**INSTRUCTIONS TO FOLLOW:**
Reproduce the records that follow exactly; any picture among them stays out.

(Excerpts from a dataset)
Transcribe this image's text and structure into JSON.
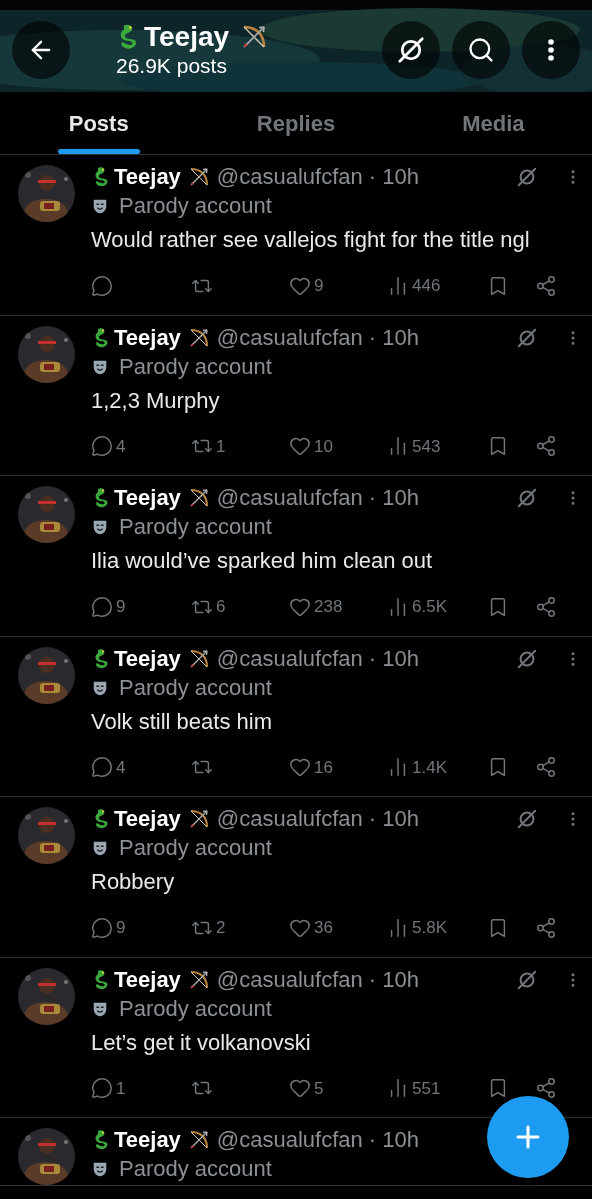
{
  "header": {
    "name": "Teejay",
    "post_count": "26.9K posts"
  },
  "tabs": [
    {
      "label": "Posts",
      "selected": true
    },
    {
      "label": "Replies",
      "selected": false
    },
    {
      "label": "Media",
      "selected": false
    }
  ],
  "posts": [
    {
      "name": "Teejay",
      "handle": "@casualufcfan",
      "time": "· 10h",
      "badge": "Parody account",
      "text": "Would rather see vallejos fight for the title ngl",
      "likes": "9",
      "views": "446"
    },
    {
      "name": "Teejay",
      "handle": "@casualufcfan",
      "time": "· 10h",
      "badge": "Parody account",
      "text": "1,2,3 Murphy",
      "replies": "4",
      "reposts": "1",
      "likes": "10",
      "views": "543"
    },
    {
      "name": "Teejay",
      "handle": "@casualufcfan",
      "time": "· 10h",
      "badge": "Parody account",
      "text": "Ilia would’ve sparked him clean out",
      "replies": "9",
      "reposts": "6",
      "likes": "238",
      "views": "6.5K"
    },
    {
      "name": "Teejay",
      "handle": "@casualufcfan",
      "time": "· 10h",
      "badge": "Parody account",
      "text": "Volk still beats him",
      "replies": "4",
      "likes": "16",
      "views": "1.4K"
    },
    {
      "name": "Teejay",
      "handle": "@casualufcfan",
      "time": "· 10h",
      "badge": "Parody account",
      "text": "Robbery",
      "replies": "9",
      "reposts": "2",
      "likes": "36",
      "views": "5.8K"
    },
    {
      "name": "Teejay",
      "handle": "@casualufcfan",
      "time": "· 10h",
      "badge": "Parody account",
      "text": "Let’s get it volkanovski",
      "replies": "1",
      "likes": "5",
      "views": "551"
    },
    {
      "name": "Teejay",
      "handle": "@casualufcfan",
      "time": "· 10h",
      "badge": "Parody account"
    }
  ]
}
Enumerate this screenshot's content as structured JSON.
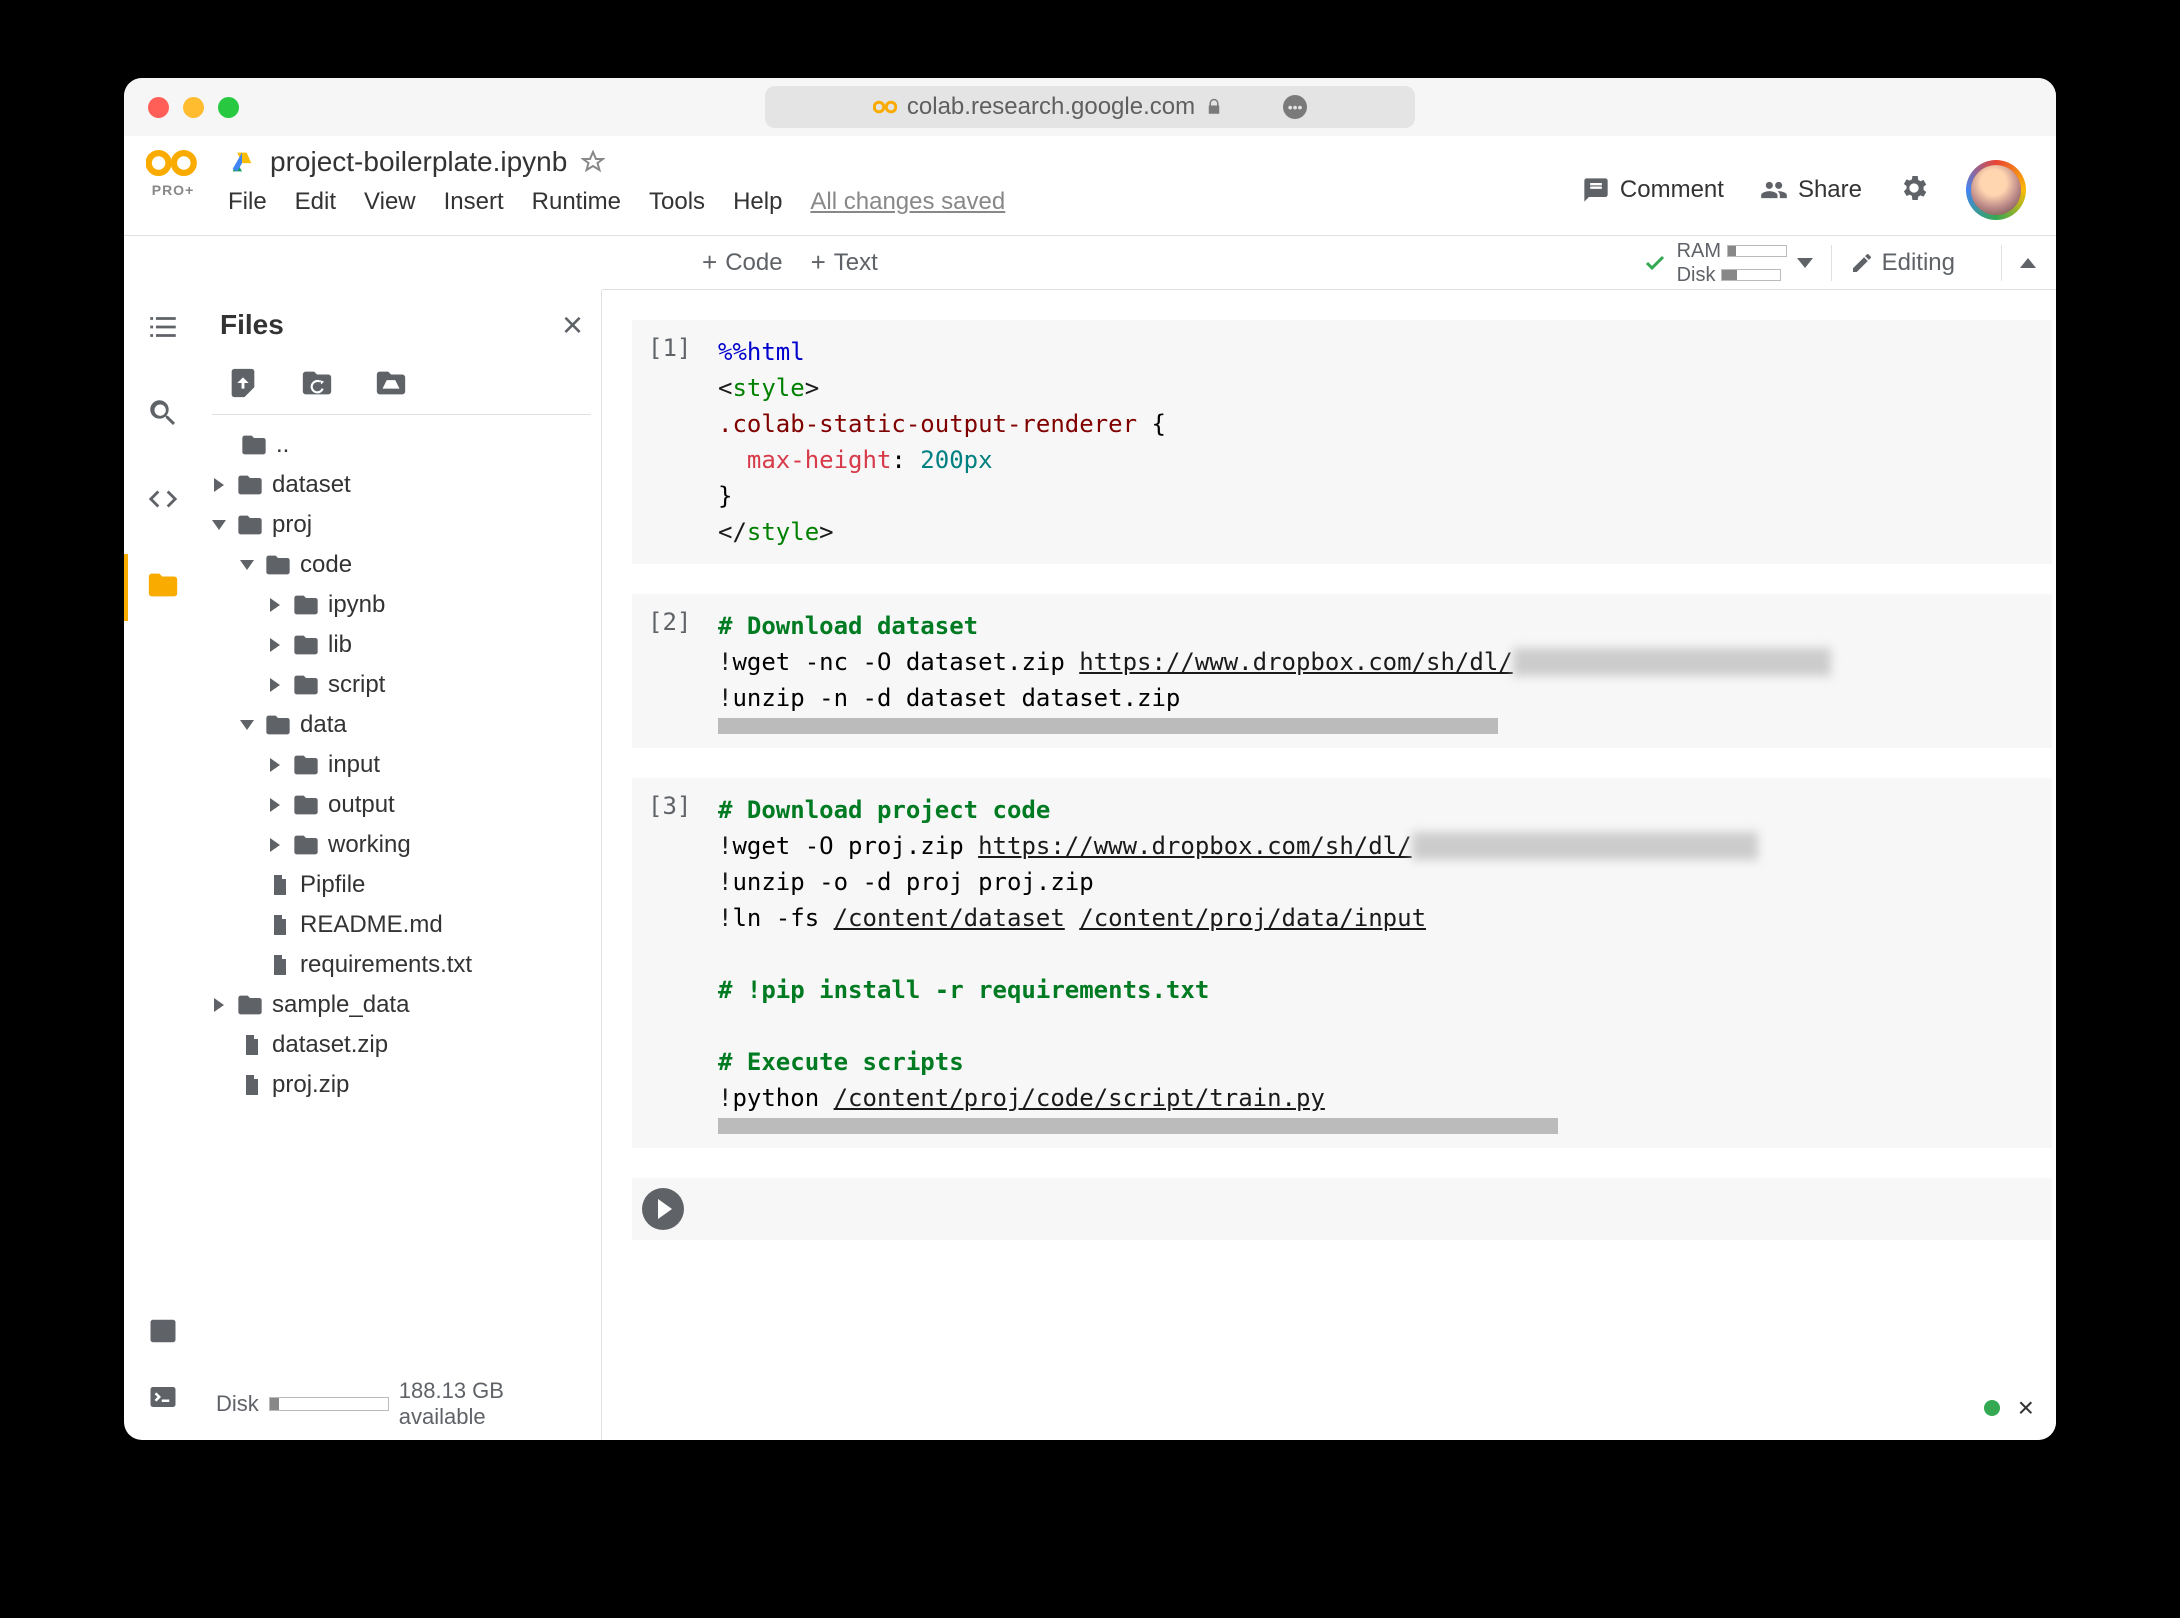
{
  "url": "colab.research.google.com",
  "header": {
    "title": "project-boilerplate.ipynb",
    "logo_sub": "PRO+",
    "menu": [
      "File",
      "Edit",
      "View",
      "Insert",
      "Runtime",
      "Tools",
      "Help"
    ],
    "saved": "All changes saved",
    "comment": "Comment",
    "share": "Share"
  },
  "toolbar": {
    "code": "Code",
    "text": "Text",
    "ram": "RAM",
    "disk": "Disk",
    "editing": "Editing"
  },
  "files": {
    "title": "Files",
    "disk_label": "Disk",
    "disk_avail": "188.13 GB available",
    "tree": {
      "updir": "..",
      "dataset": "dataset",
      "proj": "proj",
      "code": "code",
      "ipynb": "ipynb",
      "lib": "lib",
      "script": "script",
      "data": "data",
      "input": "input",
      "output": "output",
      "working": "working",
      "pipfile": "Pipfile",
      "readme": "README.md",
      "requirements": "requirements.txt",
      "sample_data": "sample_data",
      "dataset_zip": "dataset.zip",
      "proj_zip": "proj.zip"
    }
  },
  "cells": {
    "c1_num": "[1]",
    "c1_l1_a": "%%",
    "c1_l1_b": "html",
    "c1_l2_a": "<",
    "c1_l2_b": "style",
    "c1_l2_c": ">",
    "c1_l3": ".colab-static-output-renderer ",
    "c1_l3_b": "{",
    "c1_l4_a": "  max-height",
    "c1_l4_b": ": ",
    "c1_l4_c": "200px",
    "c1_l5": "}",
    "c1_l6_a": "</",
    "c1_l6_b": "style",
    "c1_l6_c": ">",
    "c2_num": "[2]",
    "c2_l1": "# Download dataset",
    "c2_l2_a": "!",
    "c2_l2_b": "wget -nc -O dataset.zip ",
    "c2_l2_c": "https://www.dropbox.com/sh/dl/",
    "c2_l2_d": "xxxxxxxxxxxxxxxxxxxxxx",
    "c2_l3_a": "!",
    "c2_l3_b": "unzip -n -d dataset dataset.zip",
    "c3_num": "[3]",
    "c3_l1": "# Download project code",
    "c3_l2_a": "!",
    "c3_l2_b": "wget -O proj.zip ",
    "c3_l2_c": "https://www.dropbox.com/sh/dl/",
    "c3_l2_d": "xxxxxxxxxxxxxxxxxxxxxxxx",
    "c3_l3_a": "!",
    "c3_l3_b": "unzip -o -d proj proj.zip",
    "c3_l4_a": "!",
    "c3_l4_b": "ln -fs ",
    "c3_l4_c": "/content/dataset",
    "c3_l4_d": " ",
    "c3_l4_e": "/content/proj/data/input",
    "c3_l6": "# !pip install -r requirements.txt",
    "c3_l8": "# Execute scripts",
    "c3_l9_a": "!",
    "c3_l9_b": "python ",
    "c3_l9_c": "/content/proj/code/script/train.py"
  }
}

**ANSWER BOX:**
Transcribe this image's text and structure into JSON.
{
  "header": {
    "name": "Teejay",
    "post_count": "26.9K posts"
  },
  "tabs": [
    {
      "label": "Posts",
      "selected": true
    },
    {
      "label": "Replies",
      "selected": false
    },
    {
      "label": "Media",
      "selected": false
    }
  ],
  "posts": [
    {
      "name": "Teejay",
      "handle": "@casualufcfan",
      "time": "· 10h",
      "badge": "Parody account",
      "text": "Would rather see vallejos fight for the title ngl",
      "likes": "9",
      "views": "446"
    },
    {
      "name": "Teejay",
      "handle": "@casualufcfan",
      "time": "· 10h",
      "badge": "Parody account",
      "text": "1,2,3 Murphy",
      "replies": "4",
      "reposts": "1",
      "likes": "10",
      "views": "543"
    },
    {
      "name": "Teejay",
      "handle": "@casualufcfan",
      "time": "· 10h",
      "badge": "Parody account",
      "text": "Ilia would’ve sparked him clean out",
      "replies": "9",
      "reposts": "6",
      "likes": "238",
      "views": "6.5K"
    },
    {
      "name": "Teejay",
      "handle": "@casualufcfan",
      "time": "· 10h",
      "badge": "Parody account",
      "text": "Volk still beats him",
      "replies": "4",
      "likes": "16",
      "views": "1.4K"
    },
    {
      "name": "Teejay",
      "handle": "@casualufcfan",
      "time": "· 10h",
      "badge": "Parody account",
      "text": "Robbery",
      "replies": "9",
      "reposts": "2",
      "likes": "36",
      "views": "5.8K"
    },
    {
      "name": "Teejay",
      "handle": "@casualufcfan",
      "time": "· 10h",
      "badge": "Parody account",
      "text": "Let’s get it volkanovski",
      "replies": "1",
      "likes": "5",
      "views": "551"
    },
    {
      "name": "Teejay",
      "handle": "@casualufcfan",
      "time": "· 10h",
      "badge": "Parody account"
    }
  ]
}
Enumerate this screenshot's content as structured JSON.
{
  "url": "colab.research.google.com",
  "header": {
    "title": "project-boilerplate.ipynb",
    "logo_sub": "PRO+",
    "menu": [
      "File",
      "Edit",
      "View",
      "Insert",
      "Runtime",
      "Tools",
      "Help"
    ],
    "saved": "All changes saved",
    "comment": "Comment",
    "share": "Share"
  },
  "toolbar": {
    "code": "Code",
    "text": "Text",
    "ram": "RAM",
    "disk": "Disk",
    "editing": "Editing"
  },
  "files": {
    "title": "Files",
    "disk_label": "Disk",
    "disk_avail": "188.13 GB available",
    "tree": {
      "updir": "..",
      "dataset": "dataset",
      "proj": "proj",
      "code": "code",
      "ipynb": "ipynb",
      "lib": "lib",
      "script": "script",
      "data": "data",
      "input": "input",
      "output": "output",
      "working": "working",
      "pipfile": "Pipfile",
      "readme": "README.md",
      "requirements": "requirements.txt",
      "sample_data": "sample_data",
      "dataset_zip": "dataset.zip",
      "proj_zip": "proj.zip"
    }
  },
  "cells": {
    "c1_num": "[1]",
    "c1_l1_a": "%%",
    "c1_l1_b": "html",
    "c1_l2_a": "<",
    "c1_l2_b": "style",
    "c1_l2_c": ">",
    "c1_l3": ".colab-static-output-renderer ",
    "c1_l3_b": "{",
    "c1_l4_a": "  max-height",
    "c1_l4_b": ": ",
    "c1_l4_c": "200px",
    "c1_l5": "}",
    "c1_l6_a": "</",
    "c1_l6_b": "style",
    "c1_l6_c": ">",
    "c2_num": "[2]",
    "c2_l1": "# Download dataset",
    "c2_l2_a": "!",
    "c2_l2_b": "wget -nc -O dataset.zip ",
    "c2_l2_c": "https://www.dropbox.com/sh/dl/",
    "c2_l2_d": "xxxxxxxxxxxxxxxxxxxxxx",
    "c2_l3_a": "!",
    "c2_l3_b": "unzip -n -d dataset dataset.zip",
    "c3_num": "[3]",
    "c3_l1": "# Download project code",
    "c3_l2_a": "!",
    "c3_l2_b": "wget -O proj.zip ",
    "c3_l2_c": "https://www.dropbox.com/sh/dl/",
    "c3_l2_d": "xxxxxxxxxxxxxxxxxxxxxxxx",
    "c3_l3_a": "!",
    "c3_l3_b": "unzip -o -d proj proj.zip",
    "c3_l4_a": "!",
    "c3_l4_b": "ln -fs ",
    "c3_l4_c": "/content/dataset",
    "c3_l4_d": " ",
    "c3_l4_e": "/content/proj/data/input",
    "c3_l6": "# !pip install -r requirements.txt",
    "c3_l8": "# Execute scripts",
    "c3_l9_a": "!",
    "c3_l9_b": "python ",
    "c3_l9_c": "/content/proj/code/script/train.py"
  }
}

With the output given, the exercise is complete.